Yarwun Alumina Refinery from the air

Could hydrogen help reduce emissions in the aluminium industry?

New research will help us find out

Aluminium is found in everything from cars to phones. But one of the challenges of producing this essential material responsibly is finding ways to decarbonise the process.

Part of the reason is creating alumina – the main ingredient in aluminium – takes a lot of energy, which in turn creates greenhouse gas emissions. We know new technologies will be essential to helping us reduce our emissions, but many haven’t been proven. And some not yet discovered.

That’s why research, like our partnerships  with the Australian Renewable Energy Agency and Sumitomo Corporation, are so important. Through these two studies at our Yarwun alumina refinery in Gladstone, Queensland, Australia, we hope to find a way to use renewable hydrogen in alumina refining – and other industries too.

Our ambition is to achieve net zero carbon emissions by 2050

Our Sumitomo partnership

We’re partnering with Sumitomo Corporation on a study into building a hydrogen pilot plant at our Yarwun alumina refinery in Gladstone, Queensland, Australia. If the project proceeds, the pilot plant would produce hydrogen for the Gladstone Hydrogen Ecosystem.

Here are five reasons why hydrogen could help reduce industry emissions:

Hydrogen burns cleanly.

When you burn hydrogen, you get steam. Nothing else.

The steam and water created can be put to good use.

Steam can be captured and used in other parts of the refining process. Then, it can be condensed into water, which can be recycled to create more hydrogen. That’s something we’re looking at as part of this study.
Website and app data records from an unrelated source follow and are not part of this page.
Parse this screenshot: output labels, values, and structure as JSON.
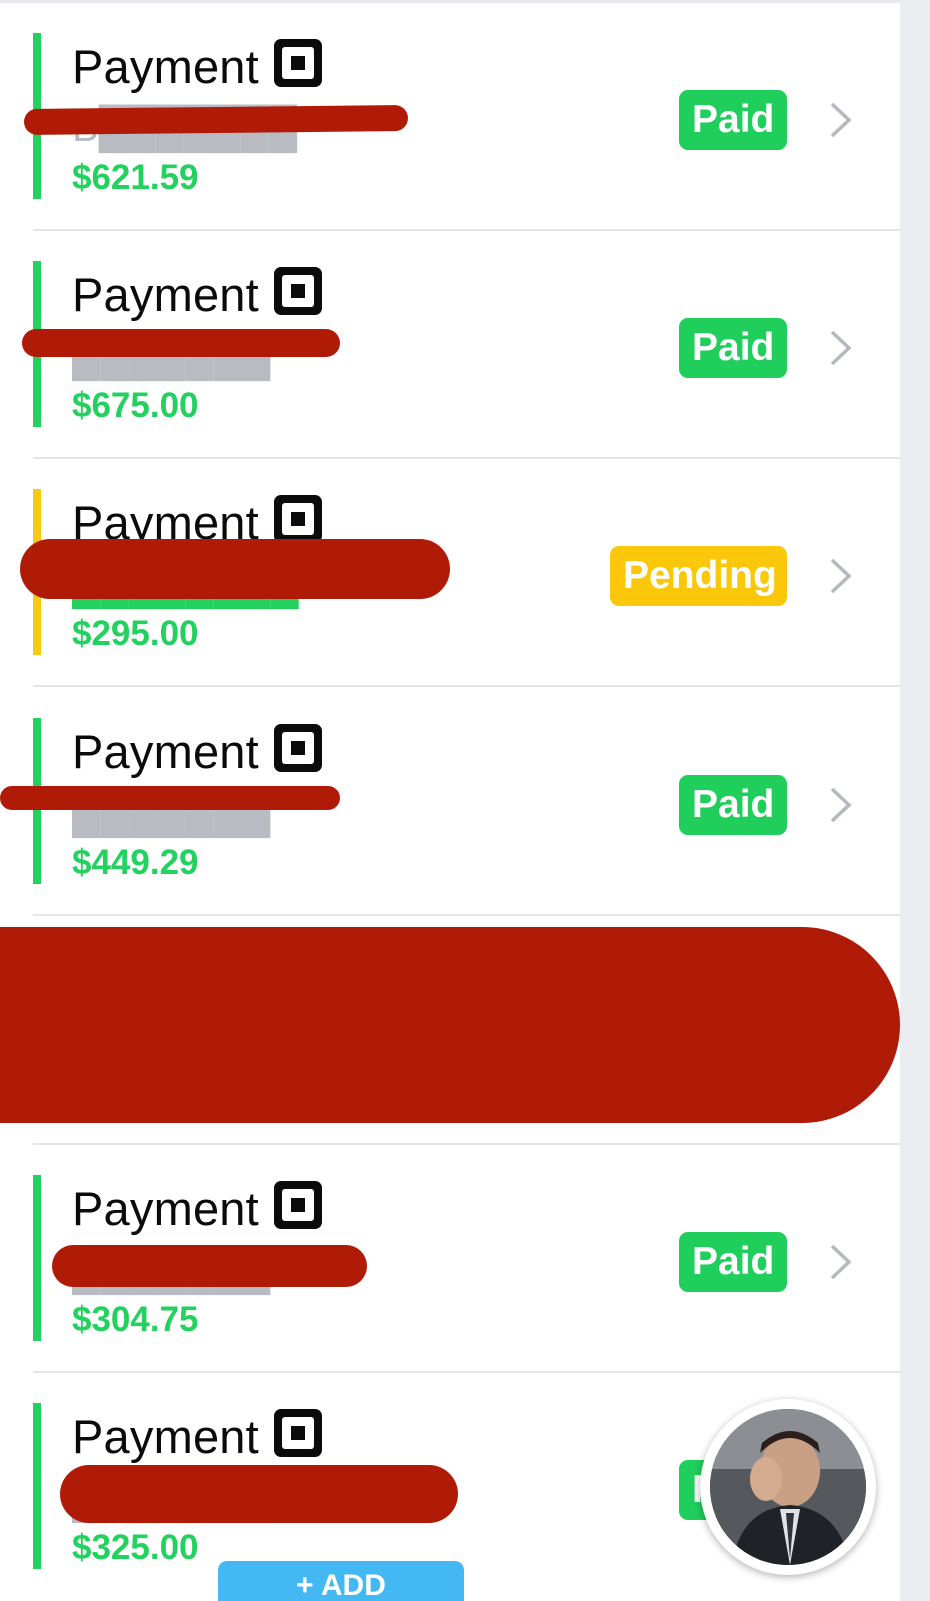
{
  "payments": [
    {
      "title": "Payment",
      "subtitle": "B███████",
      "amount": "$621.59",
      "status": "Paid"
    },
    {
      "title": "Payment",
      "subtitle": "███████",
      "amount": "$675.00",
      "status": "Paid"
    },
    {
      "title": "Payment",
      "subtitle": "████████d...",
      "amount": "$295.00",
      "status": "Pending"
    },
    {
      "title": "Payment",
      "subtitle": "███████",
      "amount": "$449.29",
      "status": "Paid"
    },
    {
      "title": "Payment",
      "subtitle": "███████",
      "amount": "$304.75",
      "status": "Paid"
    },
    {
      "title": "Payment",
      "subtitle": "███████",
      "amount": "$325.00",
      "status": "Paid"
    }
  ],
  "add_button_label": "+ ADD",
  "colors": {
    "paid": "#1fce5b",
    "pending": "#fbc70a",
    "amount": "#22d15e",
    "redaction": "#b01b08",
    "add_button": "#43b8f3"
  },
  "icons": {
    "payment_method": "square-logo-icon",
    "row_action": "chevron-right-icon",
    "chat": "avatar-chat-bubble"
  }
}
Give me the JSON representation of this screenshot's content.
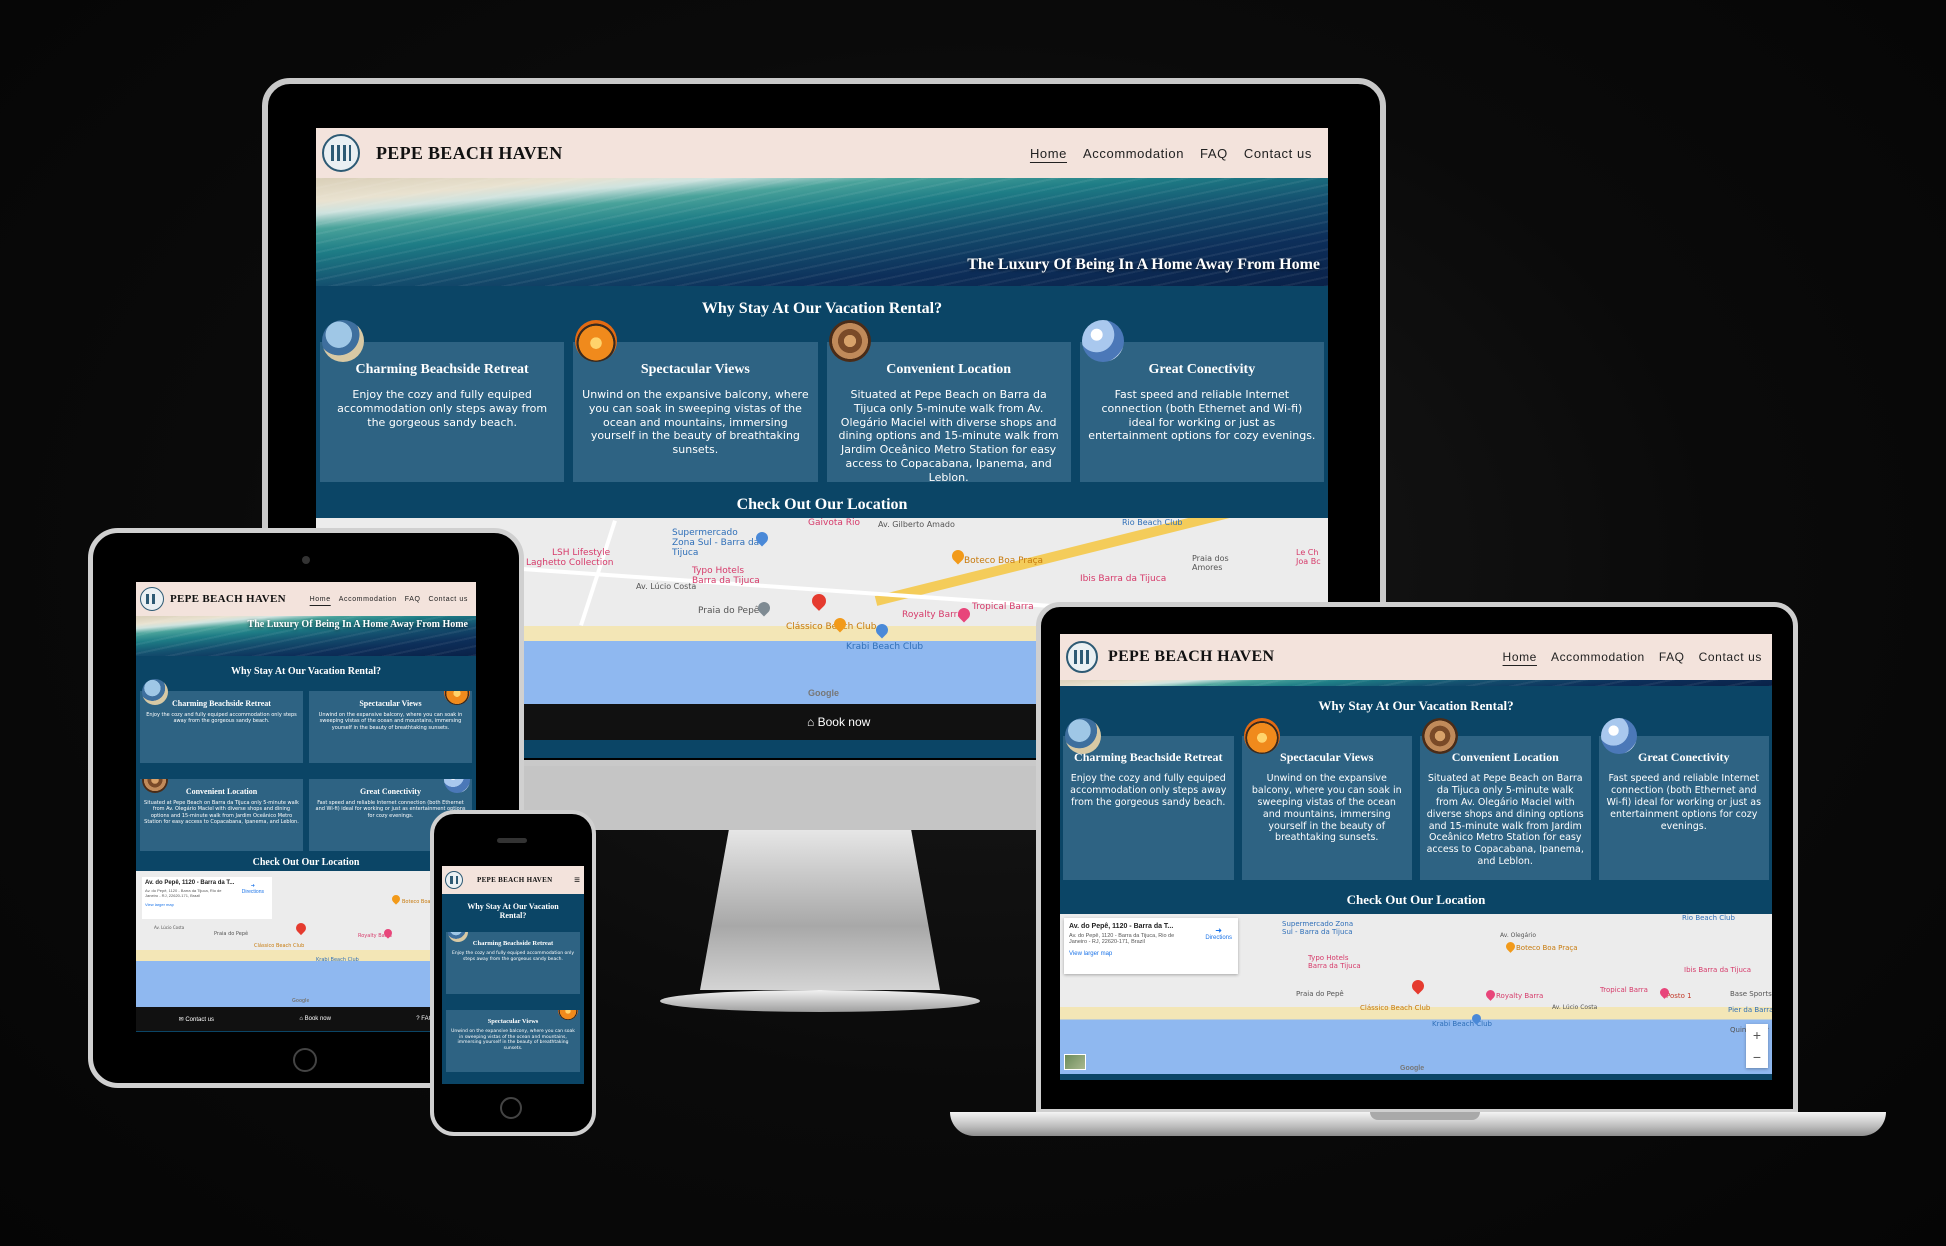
{
  "site": {
    "brand": "PEPE BEACH HAVEN",
    "nav": [
      "Home",
      "Accommodation",
      "FAQ",
      "Contact us"
    ],
    "hero_tagline": "The Luxury Of Being In A Home Away From Home",
    "why_title": "Why Stay At Our Vacation Rental?",
    "location_title": "Check Out Our Location",
    "book_now": "Book now",
    "contact_us": "Contact us",
    "faq": "FAQ",
    "menu_icon": "hamburger-menu-icon"
  },
  "features": [
    {
      "title": "Charming Beachside Retreat",
      "icon": "beach-photo",
      "text": "Enjoy the cozy and fully equiped accommodation only steps away from the gorgeous sandy beach."
    },
    {
      "title": "Spectacular Views",
      "icon": "sunset-photo",
      "text": "Unwind on the expansive balcony, where you can soak in sweeping vistas of the ocean and mountains, immersing yourself in the beauty of breathtaking sunsets."
    },
    {
      "title": "Convenient Location",
      "icon": "restaurant-photo",
      "text": "Situated at Pepe Beach on Barra da Tijuca only 5-minute walk from Av. Olegário Maciel with diverse shops and dining options and 15-minute walk from Jardim Oceânico Metro Station for easy access to Copacabana, Ipanema, and Leblon."
    },
    {
      "title": "Great Conectivity",
      "icon": "globe-photo",
      "text": "Fast speed and reliable Internet connection (both Ethernet and Wi-fi) ideal for working or just as entertainment options for cozy evenings."
    }
  ],
  "map": {
    "place_title": "Av. do Pepê, 1120 - Barra da T...",
    "place_address": "Av. do Pepê, 1120 - Barra da Tijuca, Rio de Janeiro - RJ, 22620-171, Brazil",
    "directions": "Directions",
    "view_larger": "View larger map",
    "zoom_in": "+",
    "zoom_out": "−",
    "google": "Google",
    "labels": {
      "gaivota": "Gaivota Rio",
      "gilberto": "Av. Gilberto Amado",
      "supermercado": "Supermercado Zona Sul - Barra da Tijuca",
      "lsh": "LSH Lifestyle",
      "laghetto": "Laghetto Collection",
      "typo": "Typo Hotels Barra da Tijuca",
      "praia_pepe": "Praia do Pepê",
      "classico": "Clássico Beach Club",
      "krabi": "Krabi Beach Club",
      "boteco": "Boteco Boa Praça",
      "royalty": "Royalty Barra",
      "tropical": "Tropical Barra",
      "ibis": "Ibis Barra da Tijuca",
      "lucio_costa": "Av. Lúcio Costa",
      "praia_amores": "Praia dos Amores",
      "posto": "Posto 1",
      "base": "Base Sports",
      "pier": "Pier da Barra",
      "quinta": "Quinta Mar",
      "olegario": "Av. Olegário",
      "rio_beach": "Rio Beach Club",
      "le_ch": "Le Ch Joa Bc"
    }
  }
}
It’s important because creating 1kg of hydrogen takes 9kgs of water (if, like your friendly editor here, you didn’t study chemistry: it’s the H in H2O). So, creating truly green hydrogen needs renewable energy AND a renewable water supply.

If steam generated from the hydrogen fired calciner is captured and used to replace fossil fuels in other parts of the refining process, we could decarbonise up to 50% of the process.
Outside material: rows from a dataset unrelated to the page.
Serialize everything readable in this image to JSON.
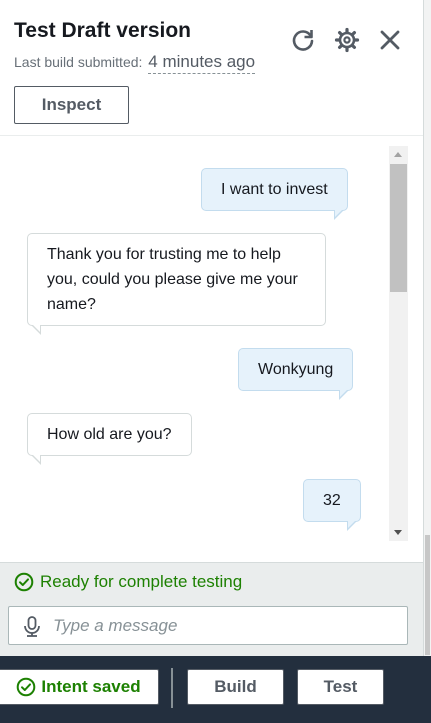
{
  "header": {
    "title": "Test Draft version",
    "subtitle_prefix": "Last build submitted:",
    "subtitle_time": "4 minutes ago",
    "icons": [
      "refresh-icon",
      "gear-icon",
      "close-icon"
    ],
    "inspect_label": "Inspect"
  },
  "chat": {
    "messages": [
      {
        "role": "user",
        "text": "I want to invest"
      },
      {
        "role": "bot",
        "text": "Thank you for trusting me to help you, could you please give me your name?"
      },
      {
        "role": "user",
        "text": "Wonkyung"
      },
      {
        "role": "bot",
        "text": "How old are you?"
      },
      {
        "role": "user",
        "text": "32"
      }
    ]
  },
  "footer": {
    "status_text": "Ready for complete testing",
    "input_value": "",
    "input_placeholder": "Type a message"
  },
  "bottom_bar": {
    "intent_label": "Intent saved",
    "build_label": "Build",
    "test_label": "Test"
  },
  "colors": {
    "success": "#1d8102",
    "user_bubble": "#e6f2fb",
    "bottom_bar": "#232f3e"
  }
}
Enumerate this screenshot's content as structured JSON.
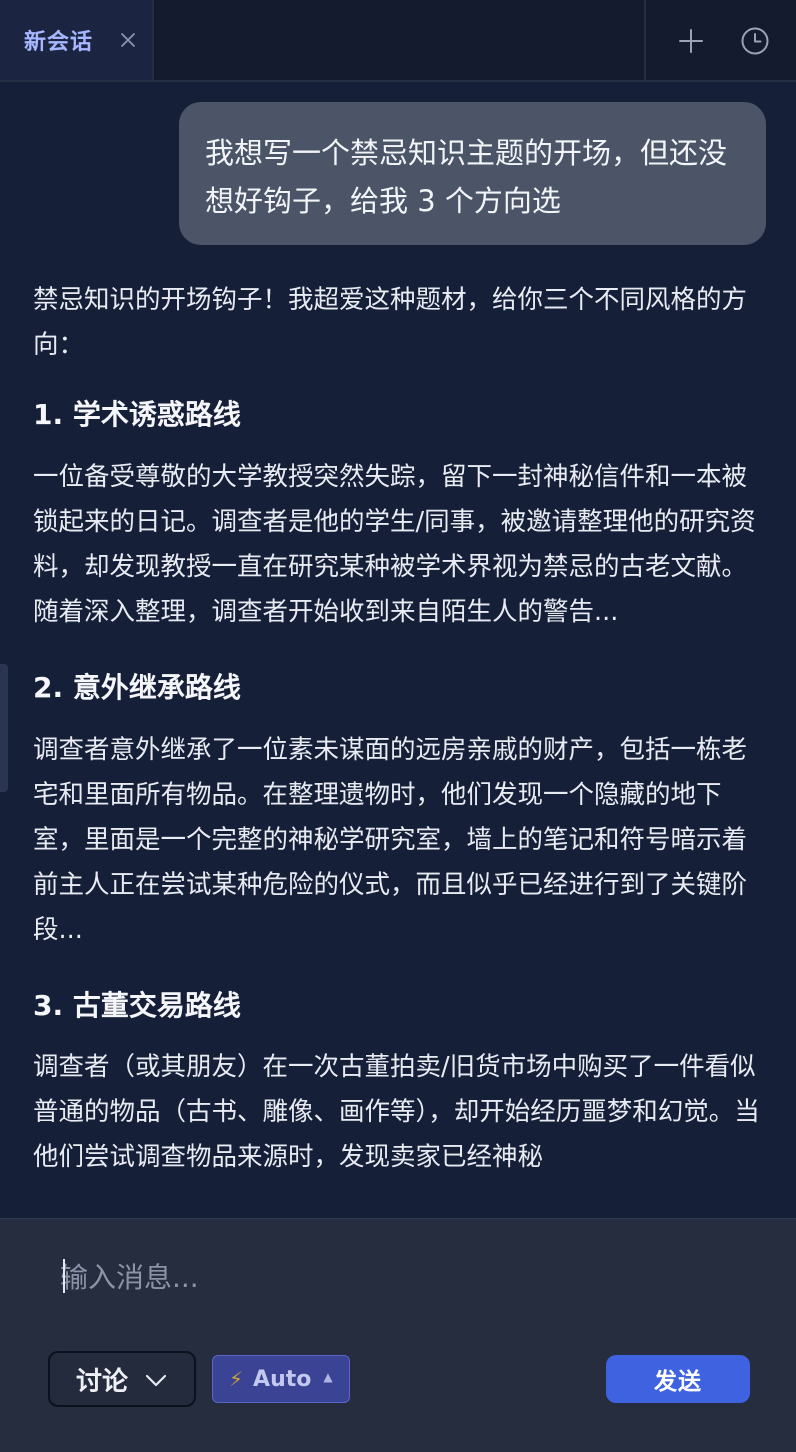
{
  "tab": {
    "title": "新会话"
  },
  "icons": {
    "close": "close-icon",
    "new": "plus-icon",
    "history": "clock-icon",
    "mode_chevron": "chevron-down-icon",
    "model": "lightning-icon"
  },
  "conversation": {
    "user_message": "我想写一个禁忌知识主题的开场，但还没想好钩子，给我 3 个方向选",
    "assistant": {
      "intro": "禁忌知识的开场钩子！我超爱这种题材，给你三个不同风格的方向：",
      "options": [
        {
          "heading": "1. 学术诱惑路线",
          "body": "一位备受尊敬的大学教授突然失踪，留下一封神秘信件和一本被锁起来的日记。调查者是他的学生/同事，被邀请整理他的研究资料，却发现教授一直在研究某种被学术界视为禁忌的古老文献。随着深入整理，调查者开始收到来自陌生人的警告..."
        },
        {
          "heading": "2. 意外继承路线",
          "body": "调查者意外继承了一位素未谋面的远房亲戚的财产，包括一栋老宅和里面所有物品。在整理遗物时，他们发现一个隐藏的地下室，里面是一个完整的神秘学研究室，墙上的笔记和符号暗示着前主人正在尝试某种危险的仪式，而且似乎已经进行到了关键阶段..."
        },
        {
          "heading": "3. 古董交易路线",
          "body": "调查者（或其朋友）在一次古董拍卖/旧货市场中购买了一件看似普通的物品（古书、雕像、画作等），却开始经历噩梦和幻觉。当他们尝试调查物品来源时，发现卖家已经神秘"
        }
      ]
    }
  },
  "composer": {
    "placeholder": "输入消息...",
    "mode": "讨论",
    "model": "Auto",
    "model_arrow": "▲",
    "send_label": "发送"
  },
  "colors": {
    "background": "#161f38",
    "user_bubble": "#4b5567",
    "composer": "#252d3e",
    "accent_tab": "#a7b7ff",
    "send_button": "#3f63e0",
    "model_chip": "#3b4394"
  }
}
It has good combustion properties.

Part of the process of extracting alumina from bauxite involves burning the mineral at around 1000 degrees Celsius in huge heaters, known as calciners. And there are only a few ways you can achieve the temperature needed. Hydrogen’s properties make it well suited to these kinds of industrial processes, like alumina refining.

If we get the technology right, it could make hydrogen more affordable.
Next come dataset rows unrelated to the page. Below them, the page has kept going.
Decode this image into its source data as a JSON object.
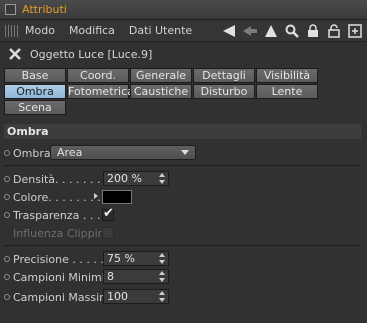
{
  "window": {
    "title": "Attributi"
  },
  "menu": {
    "items": [
      "Modo",
      "Modifica",
      "Dati Utente"
    ]
  },
  "toolbar": {
    "icons": [
      "arrow-left-icon",
      "arrow-back-grey-icon",
      "arrow-up-icon",
      "search-icon",
      "lock-icon",
      "padlock-icon",
      "new-panel-icon"
    ]
  },
  "object": {
    "title": "Oggetto Luce [Luce.9]"
  },
  "tabs": {
    "row1": [
      "Base",
      "Coord.",
      "Generale",
      "Dettagli",
      "Visibilità"
    ],
    "row2": [
      "Ombra",
      "Fotometrica",
      "Caustiche",
      "Disturbo",
      "Lente"
    ],
    "row3": [
      "Scena"
    ],
    "active": "Ombra"
  },
  "section": {
    "title": "Ombra",
    "shadow": {
      "label": "Ombra",
      "value": "Area"
    },
    "density": {
      "label": "Densità. . . . . . . . ",
      "value": "200 %"
    },
    "color": {
      "label": "Colore. . . . . . . . . ",
      "value_hex": "#000000"
    },
    "transparency": {
      "label": "Trasparenza . . . . ",
      "checked": true
    },
    "clipping": {
      "label": "Influenza Clipping",
      "enabled": false
    },
    "precision": {
      "label": "Precisione . . . . . ",
      "value": "75 %"
    },
    "min_samples": {
      "label": "Campioni Minimi",
      "value": "8"
    },
    "max_samples": {
      "label": "Campioni Massimi",
      "value": "100"
    }
  },
  "colors": {
    "title_accent": "#e89a2e",
    "active_tab": "#9fc3e3"
  }
}
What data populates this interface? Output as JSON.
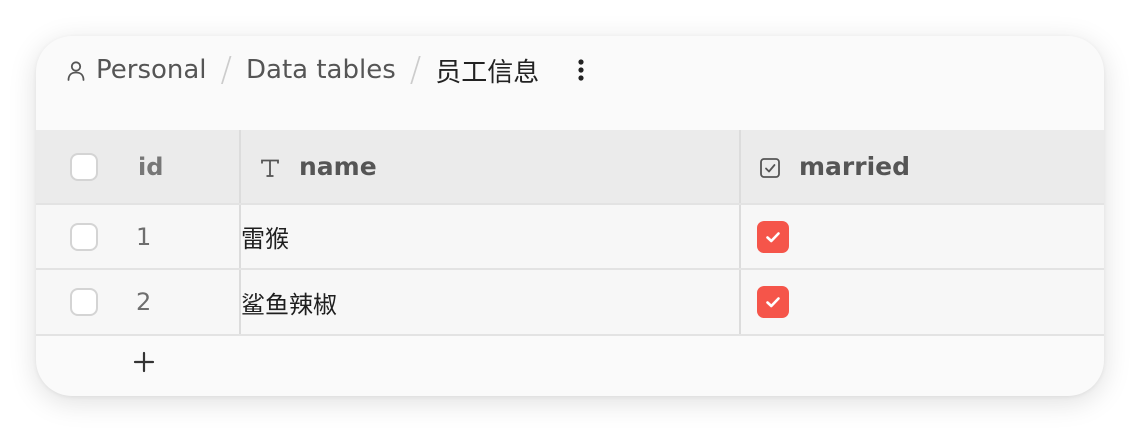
{
  "breadcrumb": {
    "items": [
      {
        "label": "Personal",
        "icon": "person-icon"
      },
      {
        "label": "Data tables"
      },
      {
        "label": "员工信息"
      }
    ],
    "separator": "/",
    "more_icon": "more-vertical-icon"
  },
  "table": {
    "columns": [
      {
        "label": "id"
      },
      {
        "label": "name",
        "icon": "text-type-icon"
      },
      {
        "label": "married",
        "icon": "checkbox-type-icon"
      }
    ],
    "rows": [
      {
        "id": "1",
        "name": "雷猴",
        "married": true
      },
      {
        "id": "2",
        "name": "鲨鱼辣椒",
        "married": true
      }
    ],
    "add_row_icon": "plus-icon"
  },
  "colors": {
    "accent": "#f5554a",
    "header_bg": "#ebebeb",
    "row_bg": "#f7f7f7",
    "card_bg": "#fafafa"
  }
}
For hydrogen to be widely adopted, it also needs to be a cost-efficient solution. One of the ways we can make it more affordable for wider industrial use is by developing technologies that can be built into existing infrastructure, avoiding the need to build new equipment or making large-scale (expensive) modifications. Our engineering teams are looking at how we may be able to do that.

It can be powered by other types of renewable energy.

Solar and wind power can be used to drive the processes behind creating renewable hydrogen.

Solar panels, Weipa operations

Our ARENA partnership

We’re partnering with ARENA to assess hydrogen use in industry and support a coordinated approach to developing a local supply chain.


We will learn:

  • How hydrogen can be stored, transported and used safely for alumina refining
  • Engineering solutions for designing and building equipment to capture steam and burn hydrogen at an industrial scale
  • What we learn will help us with the next step: testing full-scale pilot technology that can be safely retrofitted to existing refineries.